|External SSD||Speed||Internal SATA SSD||Speed||Internal NVMe SSD||Speed|
|Samsung T5 SSD||540 Mb/s||Samsung 870 EVO||560Mb/s||Samsung 980 Pro||7,000Mb/s|
|Seagate Fast SSD||540Mb/s||Crucial MX500||560Mb/s||WD Black SN850||7,000 b/s|
|Adata SE730H||500Mb/s||Team T-Force Delta Max||540-560MB/s||Adata XPG Gammix S50 Lite||3,900Mb/s|
|SanDisk Extreme PRO (NVMe)||2000Mb/s||Samsung 970 Evo Plus||3400Mb/s|
Note that, I have written the maximum speed (claimed by their manufacturer companies) in the table, however, you can’t see much speed difference, especially in the case of NVMe SSDs.
Also, if you are thinking, why most of the SSD’s speed is the same, it is because most of the latest SSDs support the same USB 3.1 gen. Those external drives that support USB 3.2 gen 2 can give a much higher speed (Sandisk one) but also cost more.
Also note that I have mentioned some of the best external and internal SSDs in the table.
That’s why their output also kind of the same theoretically. But, this is not the case always. You can see performance differences between all kinds of SSDs depending on their build quality.
Overall, as I have only compared the best in the table, seeing that we can claim the external USB 3.1 and NVMe SSDs can’t beat internal SATA and NVMe SSDs respectively.
You might also think about external USB 3.1 SSD and internal SATA SSDs, both of their speed limits are almost the same. This is true, if you compare good quality external SSD that supports USB 3.1 with an average SATA internal SSD then the external one wins in this case.
Still, as internal SATA SSDs are directly connected to motherboards through SATA ports, so if we compare the same kind of SATA SSDs, the internal ones can give better speed.
Now, what about the lifespan, which one lasts more?
Do you know, the lifespan of external SSDs shorten significantly only because of one single reason, i.e. they are portable. Now, this is also one of the biggest advantages. That’s why I call portability a double-edged sword.
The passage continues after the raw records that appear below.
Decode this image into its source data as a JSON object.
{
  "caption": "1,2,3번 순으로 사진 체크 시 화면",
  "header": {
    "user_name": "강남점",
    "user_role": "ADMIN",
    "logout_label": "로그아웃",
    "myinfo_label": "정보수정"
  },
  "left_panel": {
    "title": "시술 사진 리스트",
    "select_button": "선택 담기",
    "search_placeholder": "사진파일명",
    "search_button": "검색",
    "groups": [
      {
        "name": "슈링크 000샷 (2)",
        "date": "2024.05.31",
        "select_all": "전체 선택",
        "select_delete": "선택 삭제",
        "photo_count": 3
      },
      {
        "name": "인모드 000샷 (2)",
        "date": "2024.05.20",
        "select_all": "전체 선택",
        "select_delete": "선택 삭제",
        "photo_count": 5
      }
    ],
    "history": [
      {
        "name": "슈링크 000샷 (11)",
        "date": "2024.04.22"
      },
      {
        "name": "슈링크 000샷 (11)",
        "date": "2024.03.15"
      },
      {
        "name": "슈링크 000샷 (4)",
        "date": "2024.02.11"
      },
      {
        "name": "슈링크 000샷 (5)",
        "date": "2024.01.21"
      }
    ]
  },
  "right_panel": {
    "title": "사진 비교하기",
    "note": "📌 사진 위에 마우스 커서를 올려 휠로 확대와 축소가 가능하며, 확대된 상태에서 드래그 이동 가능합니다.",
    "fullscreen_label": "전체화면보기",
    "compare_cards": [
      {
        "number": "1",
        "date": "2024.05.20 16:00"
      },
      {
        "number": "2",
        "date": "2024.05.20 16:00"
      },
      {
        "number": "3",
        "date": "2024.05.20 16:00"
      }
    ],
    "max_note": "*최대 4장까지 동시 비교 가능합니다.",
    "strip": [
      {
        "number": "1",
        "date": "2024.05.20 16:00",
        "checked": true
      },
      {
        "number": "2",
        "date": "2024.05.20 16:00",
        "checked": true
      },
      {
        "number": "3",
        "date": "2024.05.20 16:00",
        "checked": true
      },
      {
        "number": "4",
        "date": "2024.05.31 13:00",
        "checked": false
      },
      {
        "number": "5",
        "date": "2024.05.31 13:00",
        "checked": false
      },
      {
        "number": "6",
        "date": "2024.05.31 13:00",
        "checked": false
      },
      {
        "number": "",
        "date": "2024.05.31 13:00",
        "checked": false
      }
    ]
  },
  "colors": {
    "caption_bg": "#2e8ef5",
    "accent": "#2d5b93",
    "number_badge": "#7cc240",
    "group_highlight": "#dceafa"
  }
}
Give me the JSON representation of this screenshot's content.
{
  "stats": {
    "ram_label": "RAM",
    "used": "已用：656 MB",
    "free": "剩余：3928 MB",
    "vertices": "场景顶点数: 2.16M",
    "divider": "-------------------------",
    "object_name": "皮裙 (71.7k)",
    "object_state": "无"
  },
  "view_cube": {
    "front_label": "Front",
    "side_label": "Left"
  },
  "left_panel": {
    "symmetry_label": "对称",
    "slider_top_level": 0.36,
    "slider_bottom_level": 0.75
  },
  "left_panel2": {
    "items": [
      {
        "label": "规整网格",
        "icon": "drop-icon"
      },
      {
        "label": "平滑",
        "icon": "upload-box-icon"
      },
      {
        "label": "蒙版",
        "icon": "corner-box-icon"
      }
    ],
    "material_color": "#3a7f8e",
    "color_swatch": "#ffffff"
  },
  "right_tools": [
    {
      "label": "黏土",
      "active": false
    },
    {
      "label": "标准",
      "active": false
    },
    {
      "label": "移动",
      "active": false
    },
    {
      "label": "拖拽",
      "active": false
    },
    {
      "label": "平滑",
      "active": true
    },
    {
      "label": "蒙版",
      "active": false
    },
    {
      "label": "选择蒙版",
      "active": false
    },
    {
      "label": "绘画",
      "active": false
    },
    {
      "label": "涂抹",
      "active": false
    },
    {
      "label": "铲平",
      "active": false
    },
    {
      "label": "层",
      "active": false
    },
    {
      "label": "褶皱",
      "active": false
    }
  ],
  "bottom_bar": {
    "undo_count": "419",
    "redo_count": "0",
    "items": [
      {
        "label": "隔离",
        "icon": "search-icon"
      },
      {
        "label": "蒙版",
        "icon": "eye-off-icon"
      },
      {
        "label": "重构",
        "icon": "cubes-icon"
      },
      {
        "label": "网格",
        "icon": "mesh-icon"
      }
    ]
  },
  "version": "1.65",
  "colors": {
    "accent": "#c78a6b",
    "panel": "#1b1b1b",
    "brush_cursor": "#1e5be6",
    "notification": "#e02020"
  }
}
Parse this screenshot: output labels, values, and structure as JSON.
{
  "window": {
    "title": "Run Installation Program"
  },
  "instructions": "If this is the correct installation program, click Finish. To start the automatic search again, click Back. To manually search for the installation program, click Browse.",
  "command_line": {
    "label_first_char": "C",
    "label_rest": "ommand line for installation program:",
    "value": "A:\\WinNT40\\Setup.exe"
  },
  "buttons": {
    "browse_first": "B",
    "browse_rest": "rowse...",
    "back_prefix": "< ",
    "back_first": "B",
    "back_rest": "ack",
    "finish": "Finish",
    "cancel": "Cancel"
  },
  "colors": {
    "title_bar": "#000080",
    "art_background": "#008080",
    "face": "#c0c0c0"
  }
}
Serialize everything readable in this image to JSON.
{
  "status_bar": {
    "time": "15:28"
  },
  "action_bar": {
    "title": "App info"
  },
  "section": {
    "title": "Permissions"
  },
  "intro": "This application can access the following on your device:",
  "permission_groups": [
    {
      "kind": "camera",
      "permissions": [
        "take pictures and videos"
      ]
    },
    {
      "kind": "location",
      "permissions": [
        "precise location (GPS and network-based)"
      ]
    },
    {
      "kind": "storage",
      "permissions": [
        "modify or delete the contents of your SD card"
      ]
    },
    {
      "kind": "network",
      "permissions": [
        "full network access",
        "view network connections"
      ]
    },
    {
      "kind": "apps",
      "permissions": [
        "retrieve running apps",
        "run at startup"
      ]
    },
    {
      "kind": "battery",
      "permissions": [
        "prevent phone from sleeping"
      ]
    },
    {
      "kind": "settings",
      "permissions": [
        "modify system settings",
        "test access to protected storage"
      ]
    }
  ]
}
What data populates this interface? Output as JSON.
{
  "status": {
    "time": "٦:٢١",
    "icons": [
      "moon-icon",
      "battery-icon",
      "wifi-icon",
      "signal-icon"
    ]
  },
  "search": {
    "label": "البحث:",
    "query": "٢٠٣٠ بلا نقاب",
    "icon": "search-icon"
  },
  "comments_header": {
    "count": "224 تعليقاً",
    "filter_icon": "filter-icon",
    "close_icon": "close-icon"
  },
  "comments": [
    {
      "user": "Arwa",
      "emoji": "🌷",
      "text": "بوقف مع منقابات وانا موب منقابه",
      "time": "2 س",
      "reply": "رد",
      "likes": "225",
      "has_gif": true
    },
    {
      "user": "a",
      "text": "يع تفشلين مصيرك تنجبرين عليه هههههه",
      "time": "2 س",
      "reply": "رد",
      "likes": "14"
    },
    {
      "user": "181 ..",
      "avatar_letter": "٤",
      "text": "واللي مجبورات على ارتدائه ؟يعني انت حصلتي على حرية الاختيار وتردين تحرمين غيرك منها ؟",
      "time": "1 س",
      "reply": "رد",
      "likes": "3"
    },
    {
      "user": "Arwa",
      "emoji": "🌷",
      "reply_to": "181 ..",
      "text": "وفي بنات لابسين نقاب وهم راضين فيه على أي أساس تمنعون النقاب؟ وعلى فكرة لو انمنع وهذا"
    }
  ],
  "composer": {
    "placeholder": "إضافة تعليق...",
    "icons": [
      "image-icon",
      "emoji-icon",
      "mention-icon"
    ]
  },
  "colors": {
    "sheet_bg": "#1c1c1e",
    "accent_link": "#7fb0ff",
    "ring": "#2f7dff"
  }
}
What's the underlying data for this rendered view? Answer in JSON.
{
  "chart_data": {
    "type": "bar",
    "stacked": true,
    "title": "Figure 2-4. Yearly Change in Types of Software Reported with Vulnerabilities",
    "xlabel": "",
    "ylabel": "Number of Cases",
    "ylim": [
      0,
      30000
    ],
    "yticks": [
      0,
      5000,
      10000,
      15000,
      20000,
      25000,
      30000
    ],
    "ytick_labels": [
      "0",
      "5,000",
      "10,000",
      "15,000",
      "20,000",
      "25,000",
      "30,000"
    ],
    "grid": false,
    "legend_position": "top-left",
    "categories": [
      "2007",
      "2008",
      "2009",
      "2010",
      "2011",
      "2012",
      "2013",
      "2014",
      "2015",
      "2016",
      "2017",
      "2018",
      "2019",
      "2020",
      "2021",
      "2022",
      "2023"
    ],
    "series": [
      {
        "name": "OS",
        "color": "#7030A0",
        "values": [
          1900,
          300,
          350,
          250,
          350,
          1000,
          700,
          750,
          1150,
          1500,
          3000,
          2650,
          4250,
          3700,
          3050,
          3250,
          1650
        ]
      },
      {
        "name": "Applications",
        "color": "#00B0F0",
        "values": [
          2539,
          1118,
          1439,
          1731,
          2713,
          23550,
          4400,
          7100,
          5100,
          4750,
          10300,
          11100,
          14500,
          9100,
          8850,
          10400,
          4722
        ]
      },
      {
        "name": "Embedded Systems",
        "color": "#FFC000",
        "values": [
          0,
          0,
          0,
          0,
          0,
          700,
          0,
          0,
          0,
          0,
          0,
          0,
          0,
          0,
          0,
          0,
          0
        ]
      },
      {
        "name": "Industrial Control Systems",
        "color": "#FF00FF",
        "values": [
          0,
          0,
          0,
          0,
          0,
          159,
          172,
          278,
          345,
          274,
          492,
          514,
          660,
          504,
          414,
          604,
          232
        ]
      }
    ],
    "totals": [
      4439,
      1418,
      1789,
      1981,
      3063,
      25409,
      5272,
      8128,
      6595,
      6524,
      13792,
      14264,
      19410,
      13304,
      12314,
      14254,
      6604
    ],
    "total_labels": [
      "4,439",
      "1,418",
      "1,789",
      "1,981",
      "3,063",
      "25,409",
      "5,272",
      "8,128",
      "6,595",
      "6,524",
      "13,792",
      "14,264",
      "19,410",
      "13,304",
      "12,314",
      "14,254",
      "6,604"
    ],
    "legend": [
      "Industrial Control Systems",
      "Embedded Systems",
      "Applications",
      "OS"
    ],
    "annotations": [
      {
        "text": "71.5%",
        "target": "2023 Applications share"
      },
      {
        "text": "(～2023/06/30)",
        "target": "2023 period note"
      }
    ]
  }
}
Basically, in terms of lifespan also internal SSDs can easily beat external SSDs. On average, internal SSDs can last from 7-8 years and sometimes more than 10 years if the user takes good care of maintaining a good temperature.
On the other hand, external SSDs mostly run 3-4 years according to my own personal experience. (I am talking about good quality external SSDs here, some cheap ones can also stop working under a year)
For the price, I would say, it’s a tie, both external and internal SSDs cost almost the same. However, there is one thing to know.
Till now most of the external SSDs do come with USB 3.1 gen only, and these are almost the same as internet SATA SSDs price-wise. You can both internal and external SSDs sizes 500GB under $50 and 1TB for around $100.
However, as there are not many SSDs based on NVMe that also support USB 3.2 (till now external SSDs that support it cost much higher), that’s why we can’t compare their price as such.
Although, there are 1-2 decent NVMe external SSD, still, they are very high in price than internal NVMe SSDs.
Frequently Asked Questions (FAQs):
Is An External SSD As Fast As Internal?
In general, external SSDs are not as fast as internal SSDs. As internal SSDs directly connect with the motherboard, so they usually give more reading and writing speed. However, the quality of the drive affects the speed of both internal and external SSDs pretty much.
Is external SSD better than internal SSD?
External SSDs are better for carrying a large storage drive with you which also gives a decent reading and writing speed. They are highly portable and can easily fit in pockets, small bags.
Otherwise, as they can’t give the best speed, it is not a good idea for using external SSDs internally. You can check out this to know more about it: Using External SSD as Internal Drive: Is it possible?
So, external SSDs do have their own advantages and also downsides, it depends on the user, either it can be very helpful or waste of a few dollars.
I hope after reading this post, you can decide which is perfect for you between external or internal SSD. Still, if you have anything further in mind, you can contact me. See you in the next one, be techy:)
I am the co-founder of untoldtech, it’s all about knowing and adapting to the new technology and using them in our favor.